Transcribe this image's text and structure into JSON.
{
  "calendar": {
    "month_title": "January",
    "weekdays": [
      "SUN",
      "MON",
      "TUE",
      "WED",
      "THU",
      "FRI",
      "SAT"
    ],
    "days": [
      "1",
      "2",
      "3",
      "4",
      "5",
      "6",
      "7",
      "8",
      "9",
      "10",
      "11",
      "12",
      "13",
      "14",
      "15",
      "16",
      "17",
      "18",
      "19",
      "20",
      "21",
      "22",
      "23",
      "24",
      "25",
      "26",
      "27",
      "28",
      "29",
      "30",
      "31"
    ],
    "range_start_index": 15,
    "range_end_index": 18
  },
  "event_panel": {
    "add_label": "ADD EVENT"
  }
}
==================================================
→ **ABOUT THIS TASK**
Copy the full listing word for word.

→ **TASK RESULT**
Transcribe this image's text and structure into JSON.
{
  "calendar": {
    "month_title": "January",
    "weekdays": [
      "SUN",
      "MON",
      "TUE",
      "WED",
      "THU",
      "FRI",
      "SAT"
    ],
    "days": [
      "1",
      "2",
      "3",
      "4",
      "5",
      "6",
      "7",
      "8",
      "9",
      "10",
      "11",
      "12",
      "13",
      "14",
      "15",
      "16",
      "17",
      "18",
      "19",
      "20",
      "21",
      "22",
      "23",
      "24",
      "25",
      "26",
      "27",
      "28",
      "29",
      "30",
      "31"
    ],
    "range_start_index": 15,
    "range_end_index": 18
  },
  "event_panel": {
    "add_label": "ADD EVENT"
  }
}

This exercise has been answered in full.